* **THE DATA**

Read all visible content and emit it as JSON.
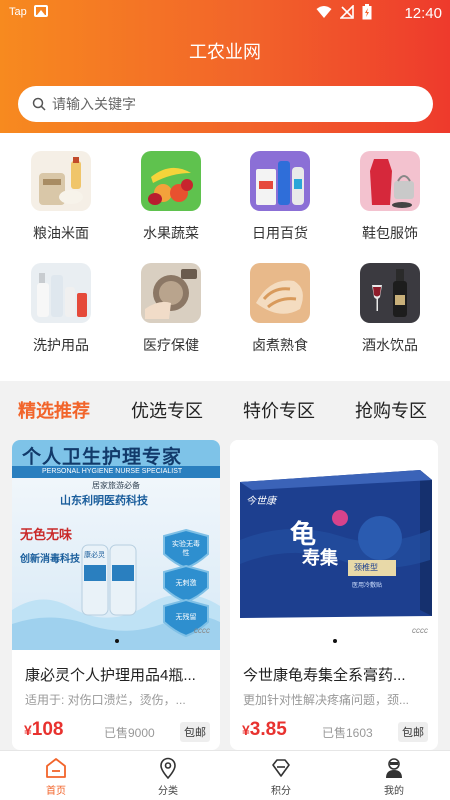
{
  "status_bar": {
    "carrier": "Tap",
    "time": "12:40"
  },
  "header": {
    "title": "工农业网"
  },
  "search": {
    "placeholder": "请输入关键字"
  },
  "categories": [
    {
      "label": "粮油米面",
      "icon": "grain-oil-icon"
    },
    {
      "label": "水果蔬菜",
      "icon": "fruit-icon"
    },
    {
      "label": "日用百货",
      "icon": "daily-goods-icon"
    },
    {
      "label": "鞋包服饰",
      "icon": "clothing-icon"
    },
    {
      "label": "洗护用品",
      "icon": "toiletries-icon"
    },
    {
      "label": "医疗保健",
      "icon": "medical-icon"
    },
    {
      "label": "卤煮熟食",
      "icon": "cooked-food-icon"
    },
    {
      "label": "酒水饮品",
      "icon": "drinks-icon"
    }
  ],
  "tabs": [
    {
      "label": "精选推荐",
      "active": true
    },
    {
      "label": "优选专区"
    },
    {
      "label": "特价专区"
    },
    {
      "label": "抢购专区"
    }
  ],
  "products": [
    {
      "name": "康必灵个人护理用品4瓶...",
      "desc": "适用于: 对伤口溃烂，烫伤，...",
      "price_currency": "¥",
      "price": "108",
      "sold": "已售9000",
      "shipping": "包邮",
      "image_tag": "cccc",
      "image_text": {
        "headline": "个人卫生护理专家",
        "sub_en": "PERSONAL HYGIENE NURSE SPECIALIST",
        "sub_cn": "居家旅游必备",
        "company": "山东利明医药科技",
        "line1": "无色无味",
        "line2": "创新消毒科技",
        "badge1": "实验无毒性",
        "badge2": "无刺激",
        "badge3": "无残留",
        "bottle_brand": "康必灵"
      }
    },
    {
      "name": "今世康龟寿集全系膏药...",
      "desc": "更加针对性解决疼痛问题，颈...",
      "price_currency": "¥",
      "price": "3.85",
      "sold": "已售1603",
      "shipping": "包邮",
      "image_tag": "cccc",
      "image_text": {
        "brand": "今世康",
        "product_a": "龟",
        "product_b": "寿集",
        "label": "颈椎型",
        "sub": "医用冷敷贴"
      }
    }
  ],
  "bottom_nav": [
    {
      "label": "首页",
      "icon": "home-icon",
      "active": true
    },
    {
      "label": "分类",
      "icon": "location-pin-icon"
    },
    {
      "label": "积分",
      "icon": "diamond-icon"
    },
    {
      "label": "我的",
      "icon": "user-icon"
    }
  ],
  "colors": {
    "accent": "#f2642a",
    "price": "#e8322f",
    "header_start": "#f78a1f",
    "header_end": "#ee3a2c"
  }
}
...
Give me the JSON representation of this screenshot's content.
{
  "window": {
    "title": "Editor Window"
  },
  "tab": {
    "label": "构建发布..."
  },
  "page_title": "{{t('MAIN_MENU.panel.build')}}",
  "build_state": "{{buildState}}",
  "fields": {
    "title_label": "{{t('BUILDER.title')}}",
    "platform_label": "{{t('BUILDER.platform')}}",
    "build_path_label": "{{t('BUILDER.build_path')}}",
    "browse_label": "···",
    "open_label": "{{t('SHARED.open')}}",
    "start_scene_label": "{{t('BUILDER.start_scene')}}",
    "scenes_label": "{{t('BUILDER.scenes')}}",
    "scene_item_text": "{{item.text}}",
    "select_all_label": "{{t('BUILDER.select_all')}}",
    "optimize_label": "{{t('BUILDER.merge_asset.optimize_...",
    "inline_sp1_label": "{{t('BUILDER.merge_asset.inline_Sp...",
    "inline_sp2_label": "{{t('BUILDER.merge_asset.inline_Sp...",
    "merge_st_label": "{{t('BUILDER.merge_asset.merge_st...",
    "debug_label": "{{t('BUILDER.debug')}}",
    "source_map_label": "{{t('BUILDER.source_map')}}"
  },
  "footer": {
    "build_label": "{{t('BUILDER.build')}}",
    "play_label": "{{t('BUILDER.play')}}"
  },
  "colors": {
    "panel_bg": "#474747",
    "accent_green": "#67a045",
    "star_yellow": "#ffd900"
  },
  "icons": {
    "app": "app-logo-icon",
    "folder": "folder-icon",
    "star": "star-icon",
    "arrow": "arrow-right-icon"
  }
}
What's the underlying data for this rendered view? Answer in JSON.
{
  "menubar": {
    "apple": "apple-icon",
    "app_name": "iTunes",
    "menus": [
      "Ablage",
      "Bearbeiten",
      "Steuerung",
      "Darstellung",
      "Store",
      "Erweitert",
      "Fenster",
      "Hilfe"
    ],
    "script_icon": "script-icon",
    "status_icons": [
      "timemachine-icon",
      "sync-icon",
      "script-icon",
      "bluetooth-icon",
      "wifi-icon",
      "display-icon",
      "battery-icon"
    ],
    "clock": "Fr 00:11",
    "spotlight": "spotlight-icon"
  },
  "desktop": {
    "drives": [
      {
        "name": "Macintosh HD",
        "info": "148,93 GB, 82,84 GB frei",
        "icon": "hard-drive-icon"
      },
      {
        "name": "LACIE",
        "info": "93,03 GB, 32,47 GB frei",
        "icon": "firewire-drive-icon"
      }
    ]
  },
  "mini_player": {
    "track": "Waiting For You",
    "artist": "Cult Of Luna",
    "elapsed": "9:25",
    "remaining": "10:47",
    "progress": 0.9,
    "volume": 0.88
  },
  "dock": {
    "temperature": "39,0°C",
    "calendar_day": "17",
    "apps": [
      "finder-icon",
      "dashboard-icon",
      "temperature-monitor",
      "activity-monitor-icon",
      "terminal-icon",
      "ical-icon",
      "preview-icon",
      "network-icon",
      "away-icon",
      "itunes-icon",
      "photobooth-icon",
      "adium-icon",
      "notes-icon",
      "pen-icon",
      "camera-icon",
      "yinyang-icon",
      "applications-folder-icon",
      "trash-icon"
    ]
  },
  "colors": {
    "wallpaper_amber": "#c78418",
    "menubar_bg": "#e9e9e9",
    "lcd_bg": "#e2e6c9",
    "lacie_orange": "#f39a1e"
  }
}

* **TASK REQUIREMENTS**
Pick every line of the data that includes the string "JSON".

* **ANSWER TO THE EXERCISE**
Read all visible content and emit it as JSON.
Give me the JSON representation of this screenshot's content.
What's the underlying data for this rendered view? Answer in JSON.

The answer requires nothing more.